More than 80 snowbound vehicles were towed from the highway to three lots. Drivers can find out where to pick up their vehicles at the Thruway website (www.thruway.ny.gov).
During the storm that dumped up to 7 feet of snow on towns south of Buffalo, a 132-mile stretch of Thruway was closed, from Rochester to the Pennsylvania line. More than 150 vehicles, including many tractor-trailers and several buses, were stranded.
But while Buffalo is making significant progress clearing streets, a flooding threat looms as temperatures climbed into the 40s Sunday. A flood warning from the National Weather Service is in effect until Monday afternoon.
“We are preparing for the worst but hoping for the best,” Mayor Byron Brown said.
Buffalo lived up to its nickname, “The City of Good Neighbors,” as hundreds of volunteers turned out in a “shovel brigade” Saturday.
“They’re like angels,” said Kevin Masterson, 61, after a handful of volunteers swarmed in to free his and his brother-in-law’s cars from the drifts. “I was out shoveling and … all of the sudden I had all these people.”
One of the volunteers, Greg Schreiber, said he’d keep going “until the back gives out.”
City officials said residents should prepare for the possibility of flooded basements in the coming days. Rain was expected Sunday and temperatures were forecast to approach 60 degrees on Monday, accompanied by more rain.

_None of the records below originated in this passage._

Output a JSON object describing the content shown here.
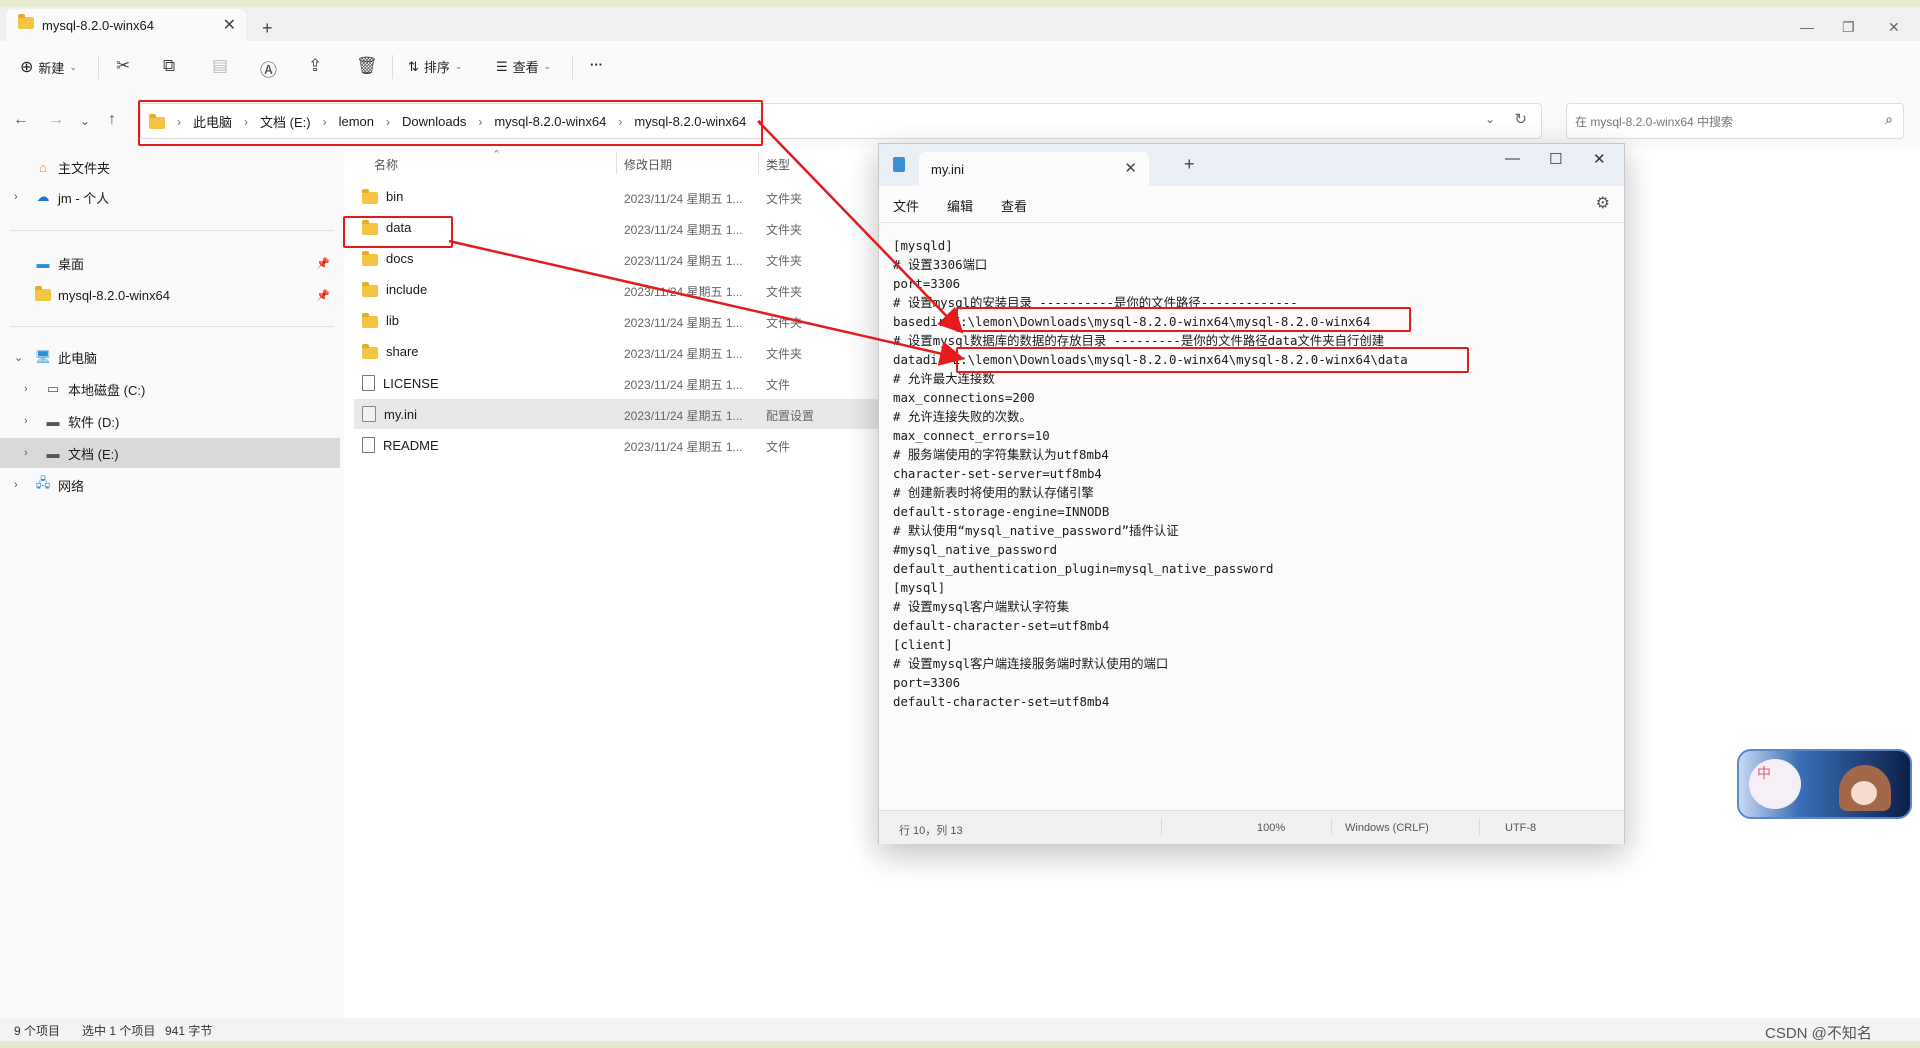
{
  "explorer": {
    "tab_title": "mysql-8.2.0-winx64",
    "commands": {
      "new": "新建",
      "sort": "排序",
      "view": "查看",
      "more": "···"
    },
    "breadcrumb": [
      "此电脑",
      "文档 (E:)",
      "lemon",
      "Downloads",
      "mysql-8.2.0-winx64",
      "mysql-8.2.0-winx64"
    ],
    "search_placeholder": "在 mysql-8.2.0-winx64 中搜索",
    "sidebar": {
      "home": "主文件夹",
      "onedrive": "jm - 个人",
      "desktop": "桌面",
      "pinned_folder": "mysql-8.2.0-winx64",
      "this_pc": "此电脑",
      "drive_c": "本地磁盘 (C:)",
      "drive_d": "软件 (D:)",
      "drive_e": "文档 (E:)",
      "network": "网络"
    },
    "columns": {
      "name": "名称",
      "date": "修改日期",
      "type": "类型"
    },
    "files": [
      {
        "name": "bin",
        "date": "2023/11/24 星期五 1...",
        "type": "文件夹",
        "kind": "folder"
      },
      {
        "name": "data",
        "date": "2023/11/24 星期五 1...",
        "type": "文件夹",
        "kind": "folder"
      },
      {
        "name": "docs",
        "date": "2023/11/24 星期五 1...",
        "type": "文件夹",
        "kind": "folder"
      },
      {
        "name": "include",
        "date": "2023/11/24 星期五 1...",
        "type": "文件夹",
        "kind": "folder"
      },
      {
        "name": "lib",
        "date": "2023/11/24 星期五 1...",
        "type": "文件夹",
        "kind": "folder"
      },
      {
        "name": "share",
        "date": "2023/11/24 星期五 1...",
        "type": "文件夹",
        "kind": "folder"
      },
      {
        "name": "LICENSE",
        "date": "2023/11/24 星期五 1...",
        "type": "文件",
        "kind": "file"
      },
      {
        "name": "my.ini",
        "date": "2023/11/24 星期五 1...",
        "type": "配置设置",
        "kind": "config",
        "selected": true
      },
      {
        "name": "README",
        "date": "2023/11/24 星期五 1...",
        "type": "文件",
        "kind": "file"
      }
    ],
    "status": {
      "count": "9 个项目",
      "selection": "选中 1 个项目",
      "size": "941 字节"
    }
  },
  "notepad": {
    "tab_title": "my.ini",
    "menu": [
      "文件",
      "编辑",
      "查看"
    ],
    "content": "[mysqld]\n# 设置3306端口\nport=3306\n# 设置mysql的安装目录 ----------是你的文件路径-------------\nbasedir=E:\\lemon\\Downloads\\mysql-8.2.0-winx64\\mysql-8.2.0-winx64\n# 设置mysql数据库的数据的存放目录 ---------是你的文件路径data文件夹自行创建\ndatadir=E:\\lemon\\Downloads\\mysql-8.2.0-winx64\\mysql-8.2.0-winx64\\data\n# 允许最大连接数\nmax_connections=200\n# 允许连接失败的次数。\nmax_connect_errors=10\n# 服务端使用的字符集默认为utf8mb4\ncharacter-set-server=utf8mb4\n# 创建新表时将使用的默认存储引擎\ndefault-storage-engine=INNODB\n# 默认使用“mysql_native_password”插件认证\n#mysql_native_password\ndefault_authentication_plugin=mysql_native_password\n[mysql]\n# 设置mysql客户端默认字符集\ndefault-character-set=utf8mb4\n[client]\n# 设置mysql客户端连接服务端时默认使用的端口\nport=3306\ndefault-character-set=utf8mb4",
    "status": {
      "position": "行 10，列 13",
      "zoom": "100%",
      "line_ending": "Windows (CRLF)",
      "encoding": "UTF-8"
    }
  },
  "widget": {
    "label": "中"
  },
  "watermark": "CSDN @不知名",
  "colors": {
    "annotation_red": "#e31b1b",
    "folder": "#f4c545",
    "selected_row": "#e8e8e8"
  }
}
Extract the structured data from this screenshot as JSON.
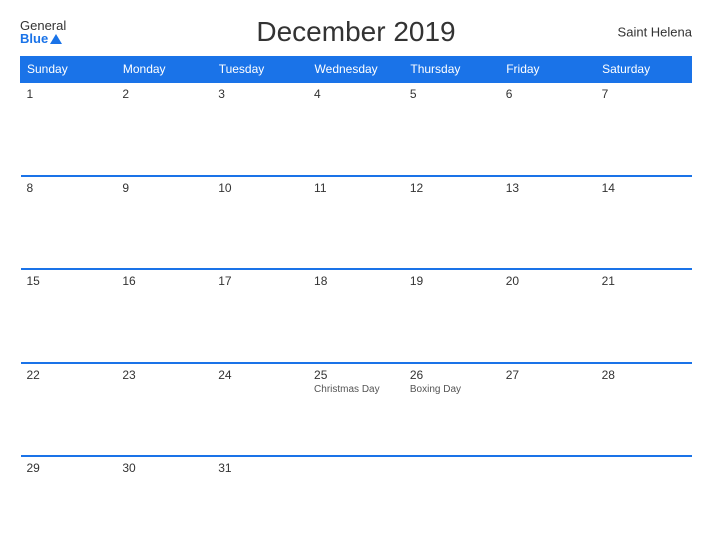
{
  "header": {
    "logo_general": "General",
    "logo_blue": "Blue",
    "title": "December 2019",
    "region": "Saint Helena"
  },
  "calendar": {
    "weekdays": [
      "Sunday",
      "Monday",
      "Tuesday",
      "Wednesday",
      "Thursday",
      "Friday",
      "Saturday"
    ],
    "weeks": [
      [
        {
          "day": "1",
          "event": ""
        },
        {
          "day": "2",
          "event": ""
        },
        {
          "day": "3",
          "event": ""
        },
        {
          "day": "4",
          "event": ""
        },
        {
          "day": "5",
          "event": ""
        },
        {
          "day": "6",
          "event": ""
        },
        {
          "day": "7",
          "event": ""
        }
      ],
      [
        {
          "day": "8",
          "event": ""
        },
        {
          "day": "9",
          "event": ""
        },
        {
          "day": "10",
          "event": ""
        },
        {
          "day": "11",
          "event": ""
        },
        {
          "day": "12",
          "event": ""
        },
        {
          "day": "13",
          "event": ""
        },
        {
          "day": "14",
          "event": ""
        }
      ],
      [
        {
          "day": "15",
          "event": ""
        },
        {
          "day": "16",
          "event": ""
        },
        {
          "day": "17",
          "event": ""
        },
        {
          "day": "18",
          "event": ""
        },
        {
          "day": "19",
          "event": ""
        },
        {
          "day": "20",
          "event": ""
        },
        {
          "day": "21",
          "event": ""
        }
      ],
      [
        {
          "day": "22",
          "event": ""
        },
        {
          "day": "23",
          "event": ""
        },
        {
          "day": "24",
          "event": ""
        },
        {
          "day": "25",
          "event": "Christmas Day"
        },
        {
          "day": "26",
          "event": "Boxing Day"
        },
        {
          "day": "27",
          "event": ""
        },
        {
          "day": "28",
          "event": ""
        }
      ],
      [
        {
          "day": "29",
          "event": ""
        },
        {
          "day": "30",
          "event": ""
        },
        {
          "day": "31",
          "event": ""
        },
        {
          "day": "",
          "event": ""
        },
        {
          "day": "",
          "event": ""
        },
        {
          "day": "",
          "event": ""
        },
        {
          "day": "",
          "event": ""
        }
      ]
    ]
  }
}
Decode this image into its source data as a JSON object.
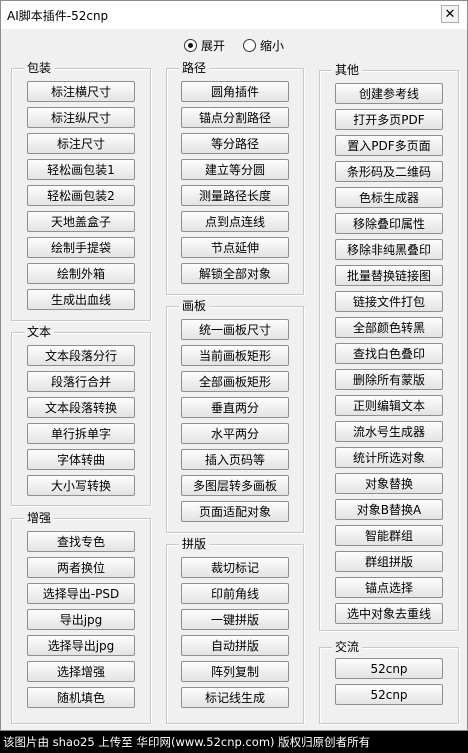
{
  "window": {
    "title": "AI脚本插件-52cnp",
    "close_label": "✕"
  },
  "mode": {
    "expand_label": "展开",
    "collapse_label": "缩小",
    "selected": "expand"
  },
  "groups": {
    "package": {
      "label": "包装",
      "buttons": [
        "标注横尺寸",
        "标注纵尺寸",
        "标注尺寸",
        "轻松画包装1",
        "轻松画包装2",
        "天地盖盒子",
        "绘制手提袋",
        "绘制外箱",
        "生成出血线"
      ]
    },
    "text": {
      "label": "文本",
      "buttons": [
        "文本段落分行",
        "段落行合并",
        "文本段落转换",
        "单行拆单字",
        "字体转曲",
        "大小写转换"
      ]
    },
    "enhance": {
      "label": "增强",
      "buttons": [
        "查找专色",
        "两者换位",
        "选择导出-PSD",
        "导出jpg",
        "选择导出jpg",
        "选择增强",
        "随机填色"
      ]
    },
    "path": {
      "label": "路径",
      "buttons": [
        "圆角插件",
        "锚点分割路径",
        "等分路径",
        "建立等分圆",
        "测量路径长度",
        "点到点连线",
        "节点延伸",
        "解锁全部对象"
      ]
    },
    "artboard": {
      "label": "画板",
      "buttons": [
        "统一画板尺寸",
        "当前画板矩形",
        "全部画板矩形",
        "垂直两分",
        "水平两分",
        "插入页码等",
        "多图层转多画板",
        "页面适配对象"
      ]
    },
    "imposition": {
      "label": "拼版",
      "buttons": [
        "裁切标记",
        "印前角线",
        "一键拼版",
        "自动拼版",
        "阵列复制",
        "标记线生成"
      ]
    },
    "other": {
      "label": "其他",
      "buttons": [
        "创建参考线",
        "打开多页PDF",
        "置入PDF多页面",
        "条形码及二维码",
        "色标生成器",
        "移除叠印属性",
        "移除非纯黑叠印",
        "批量替换链接图",
        "链接文件打包",
        "全部颜色转黑",
        "查找白色叠印",
        "删除所有蒙版",
        "正则编辑文本",
        "流水号生成器",
        "统计所选对象",
        "对象替换",
        "对象B替换A",
        "智能群组",
        "群组拼版",
        "锚点选择",
        "选中对象去重线"
      ]
    },
    "exchange": {
      "label": "交流",
      "buttons": [
        "52cnp",
        "52cnp"
      ]
    }
  },
  "footer": {
    "text": "该图片由 shao25 上传至 华印网(www.52cnp.com) 版权归原创者所有"
  }
}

The snow, which began late Monday and finally cleared out of all areas by daybreak Friday, has been blamed for at least a dozen deaths.